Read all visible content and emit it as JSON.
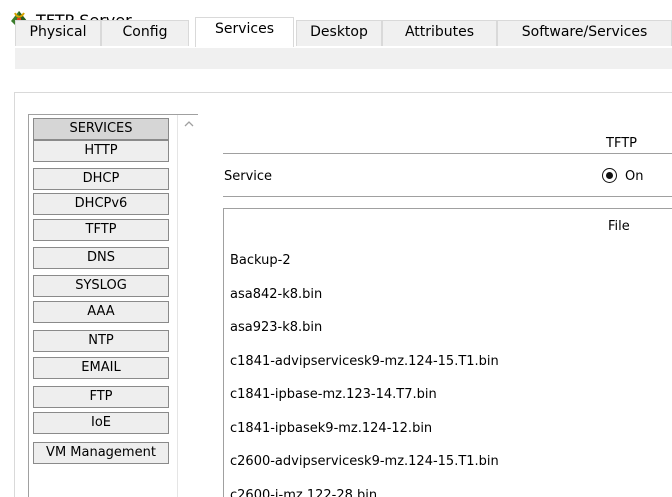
{
  "window": {
    "title": "TFTP Server",
    "icon": "tftp-server-icon"
  },
  "tabs": [
    {
      "label": "Physical",
      "active": false
    },
    {
      "label": "Config",
      "active": false
    },
    {
      "label": "Services",
      "active": true
    },
    {
      "label": "Desktop",
      "active": false
    },
    {
      "label": "Attributes",
      "active": false
    },
    {
      "label": "Software/Services",
      "active": false
    }
  ],
  "services": {
    "header": "SERVICES",
    "items": [
      "HTTP",
      "DHCP",
      "DHCPv6",
      "TFTP",
      "DNS",
      "SYSLOG",
      "AAA",
      "NTP",
      "EMAIL",
      "FTP",
      "IoE",
      "VM Management"
    ]
  },
  "tftp": {
    "heading": "TFTP",
    "service_label": "Service",
    "on_label": "On",
    "file_header": "File",
    "files": [
      "Backup-2",
      "asa842-k8.bin",
      "asa923-k8.bin",
      "c1841-advipservicesk9-mz.124-15.T1.bin",
      "c1841-ipbase-mz.123-14.T7.bin",
      "c1841-ipbasek9-mz.124-12.bin",
      "c2600-advipservicesk9-mz.124-15.T1.bin",
      "c2600-i-mz.122-28.bin"
    ]
  }
}
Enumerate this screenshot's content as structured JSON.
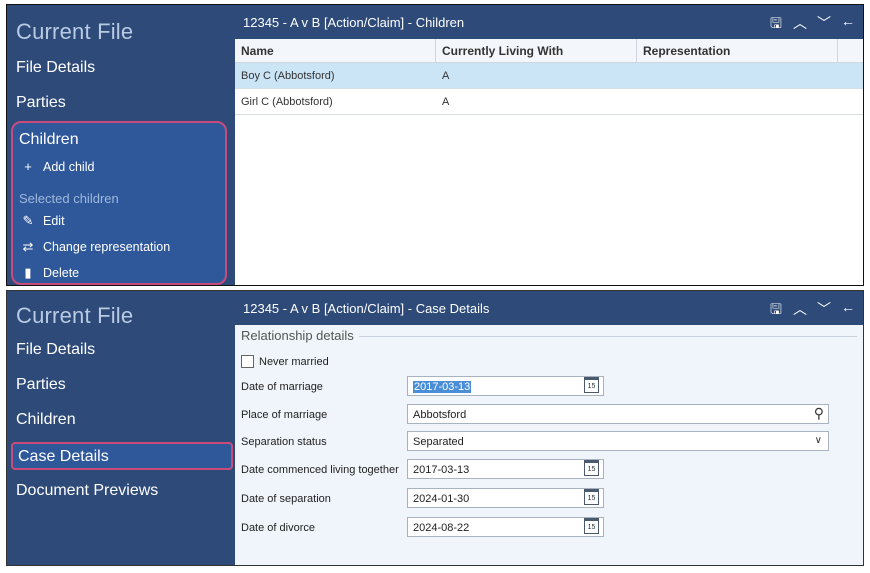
{
  "top": {
    "sidebar": {
      "title": "Current File",
      "items": [
        "File Details",
        "Parties"
      ],
      "children_section": {
        "title": "Children",
        "add_child": "Add child",
        "selected_label": "Selected children",
        "edit": "Edit",
        "change_representation": "Change representation",
        "delete": "Delete"
      }
    },
    "header": {
      "title": "12345 - A v B [Action/Claim] - Children"
    },
    "table": {
      "columns": [
        "Name",
        "Currently Living With",
        "Representation"
      ],
      "rows": [
        {
          "name": "Boy C (Abbotsford)",
          "living_with": "A",
          "representation": ""
        },
        {
          "name": "Girl C (Abbotsford)",
          "living_with": "A",
          "representation": ""
        }
      ]
    }
  },
  "bottom": {
    "sidebar": {
      "title": "Current File",
      "items": [
        "File Details",
        "Parties",
        "Children",
        "Case Details",
        "Document Previews"
      ]
    },
    "header": {
      "title": "12345 - A v B [Action/Claim] - Case Details"
    },
    "form": {
      "section_title": "Relationship details",
      "never_married_label": "Never married",
      "fields": {
        "date_of_marriage": {
          "label": "Date of marriage",
          "value": "2017-03-13"
        },
        "place_of_marriage": {
          "label": "Place of marriage",
          "value": "Abbotsford"
        },
        "separation_status": {
          "label": "Separation status",
          "value": "Separated"
        },
        "date_commenced": {
          "label": "Date commenced living together",
          "value": "2017-03-13"
        },
        "date_of_separation": {
          "label": "Date of separation",
          "value": "2024-01-30"
        },
        "date_of_divorce": {
          "label": "Date of divorce",
          "value": "2024-08-22"
        }
      },
      "calendar_day": "15"
    }
  },
  "icons": [
    "save-icon",
    "chevron-up-icon",
    "chevron-down-icon",
    "back-arrow-icon",
    "plus-icon",
    "pencil-icon",
    "swap-icon",
    "trash-icon",
    "calendar-icon",
    "search-icon",
    "dropdown-icon"
  ],
  "colors": {
    "navy": "#2d4a78",
    "highlight": "#c84b7b",
    "selected_row": "#cbe5f6"
  }
}
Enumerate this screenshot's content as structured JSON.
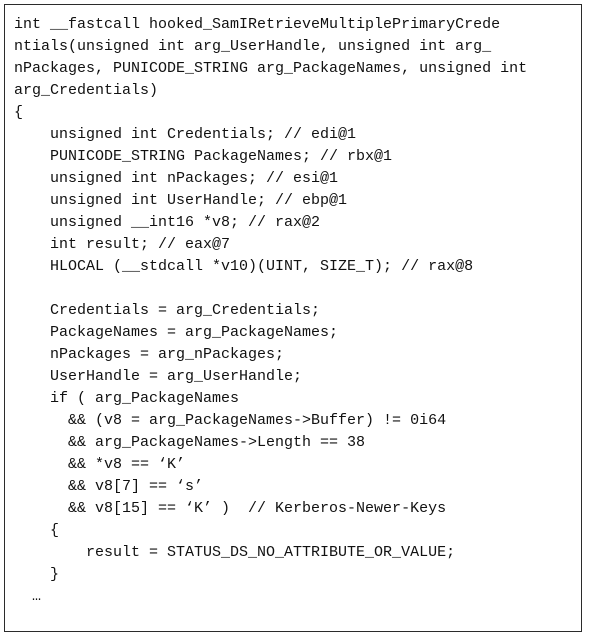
{
  "listing": {
    "kind": "decompiled-c-pseudocode",
    "language": "C",
    "colors": {
      "background": "#ffffff",
      "text": "#111111",
      "border": "#2b2b2b"
    },
    "lines": [
      "int __fastcall hooked_SamIRetrieveMultiplePrimaryCrede",
      "ntials(unsigned int arg_UserHandle, unsigned int arg_",
      "nPackages, PUNICODE_STRING arg_PackageNames, unsigned int",
      "arg_Credentials)",
      "{",
      "    unsigned int Credentials; // edi@1",
      "    PUNICODE_STRING PackageNames; // rbx@1",
      "    unsigned int nPackages; // esi@1",
      "    unsigned int UserHandle; // ebp@1",
      "    unsigned __int16 *v8; // rax@2",
      "    int result; // eax@7",
      "    HLOCAL (__stdcall *v10)(UINT, SIZE_T); // rax@8",
      "",
      "    Credentials = arg_Credentials;",
      "    PackageNames = arg_PackageNames;",
      "    nPackages = arg_nPackages;",
      "    UserHandle = arg_UserHandle;",
      "    if ( arg_PackageNames",
      "      && (v8 = arg_PackageNames->Buffer) != 0i64",
      "      && arg_PackageNames->Length == 38",
      "      && *v8 == ‘K’",
      "      && v8[7] == ‘s’",
      "      && v8[15] == ‘K’ )  // Kerberos-Newer-Keys",
      "    {",
      "        result = STATUS_DS_NO_ATTRIBUTE_OR_VALUE;",
      "    }",
      "  …"
    ]
  }
}
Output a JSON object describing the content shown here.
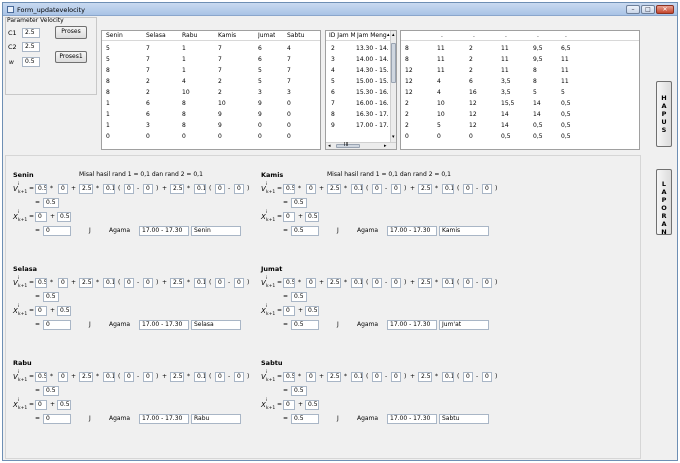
{
  "window": {
    "title": "Form_updatevelocity",
    "min": "–",
    "max": "□",
    "close": "✕"
  },
  "params": {
    "group_label": "Parameter Velocity",
    "c1_label": "C1",
    "c1_value": "2.5",
    "c2_label": "C2",
    "c2_value": "2.5",
    "w_label": "w",
    "w_value": "0.5",
    "proses_btn": "Proses",
    "proses1_btn": "Proses1"
  },
  "days_table": {
    "headers": [
      "Senin",
      "Selasa",
      "Rabu",
      "Kamis",
      "Jumat",
      "Sabtu"
    ],
    "rows": [
      [
        "5",
        "7",
        "1",
        "7",
        "6",
        "4"
      ],
      [
        "5",
        "7",
        "1",
        "7",
        "6",
        "7"
      ],
      [
        "8",
        "7",
        "1",
        "7",
        "5",
        "7"
      ],
      [
        "8",
        "2",
        "4",
        "2",
        "5",
        "7"
      ],
      [
        "8",
        "2",
        "10",
        "2",
        "3",
        "3"
      ],
      [
        "1",
        "6",
        "8",
        "10",
        "9",
        "0"
      ],
      [
        "1",
        "6",
        "8",
        "9",
        "9",
        "0"
      ],
      [
        "1",
        "3",
        "8",
        "9",
        "0",
        "0"
      ],
      [
        "0",
        "0",
        "0",
        "0",
        "0",
        "0"
      ]
    ]
  },
  "jam_table": {
    "headers": [
      "ID Jam M...",
      "Jam Mengaj"
    ],
    "rows": [
      [
        "2",
        "13.30 - 14."
      ],
      [
        "3",
        "14.00 - 14."
      ],
      [
        "4",
        "14.30 - 15."
      ],
      [
        "5",
        "15.00 - 15."
      ],
      [
        "6",
        "15.30 - 16."
      ],
      [
        "7",
        "16.00 - 16."
      ],
      [
        "8",
        "16.30 - 17."
      ],
      [
        "9",
        "17.00 - 17."
      ]
    ],
    "hscroll_label": "III"
  },
  "right_table": {
    "headers": [
      "",
      ".",
      ".",
      ".",
      ".",
      "."
    ],
    "rows": [
      [
        "8",
        "11",
        "2",
        "11",
        "9,5",
        "6,5"
      ],
      [
        "8",
        "11",
        "2",
        "11",
        "9,5",
        "11"
      ],
      [
        "12",
        "11",
        "2",
        "11",
        "8",
        "11"
      ],
      [
        "12",
        "4",
        "6",
        "3,5",
        "8",
        "11"
      ],
      [
        "12",
        "4",
        "16",
        "3,5",
        "5",
        "5"
      ],
      [
        "2",
        "10",
        "12",
        "15,5",
        "14",
        "0,5"
      ],
      [
        "2",
        "10",
        "12",
        "14",
        "14",
        "0,5"
      ],
      [
        "2",
        "5",
        "12",
        "14",
        "0,5",
        "0,5"
      ],
      [
        "0",
        "0",
        "0",
        "0,5",
        "0,5",
        "0,5"
      ]
    ]
  },
  "side_buttons": {
    "hapus": [
      "H",
      "A",
      "P",
      "U",
      "S"
    ],
    "laporan": [
      "L",
      "A",
      "P",
      "O",
      "R",
      "A",
      "N"
    ]
  },
  "formula": {
    "note": "Misal hasil rand 1 = 0,1 dan rand 2 = 0,1",
    "v_sym": "V",
    "x_sym": "X",
    "sup": "i",
    "sub": "k+1",
    "eq": "=",
    "times": "*",
    "plus": "+",
    "minus": "-",
    "lp": "(",
    "rp": ")",
    "w": "0.5",
    "v0": "0",
    "c": "2.5",
    "r": "0.1",
    "p": "0",
    "q": "0",
    "res": "0.5",
    "j": "J",
    "agama": "Agama",
    "jam": "17.00 - 17.30"
  },
  "days": [
    {
      "name": "Senin",
      "show_note": true,
      "xval": "0",
      "xres": "0",
      "day_box": "Senin"
    },
    {
      "name": "Selasa",
      "show_note": false,
      "xval": "0",
      "xres": "0",
      "day_box": "Selasa"
    },
    {
      "name": "Rabu",
      "show_note": false,
      "xval": "0",
      "xres": "0",
      "day_box": "Rabu"
    },
    {
      "name": "Kamis",
      "show_note": true,
      "xval": "0",
      "xres": "0.5",
      "day_box": "Kamis"
    },
    {
      "name": "Jumat",
      "show_note": false,
      "xval": "0",
      "xres": "0.5",
      "day_box": "Jum'at"
    },
    {
      "name": "Sabtu",
      "show_note": false,
      "xval": "0",
      "xres": "0.5",
      "day_box": "Sabtu"
    }
  ]
}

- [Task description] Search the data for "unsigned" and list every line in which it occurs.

- [Result of this exercise]
      "ntials(unsigned int arg_UserHandle, unsigned int arg_",
      "nPackages, PUNICODE_STRING arg_PackageNames, unsigned int",
      "    unsigned int Credentials; // edi@1",
      "    unsigned int nPackages; // esi@1",
      "    unsigned int UserHandle; // ebp@1",
      "    unsigned __int16 *v8; // rax@2",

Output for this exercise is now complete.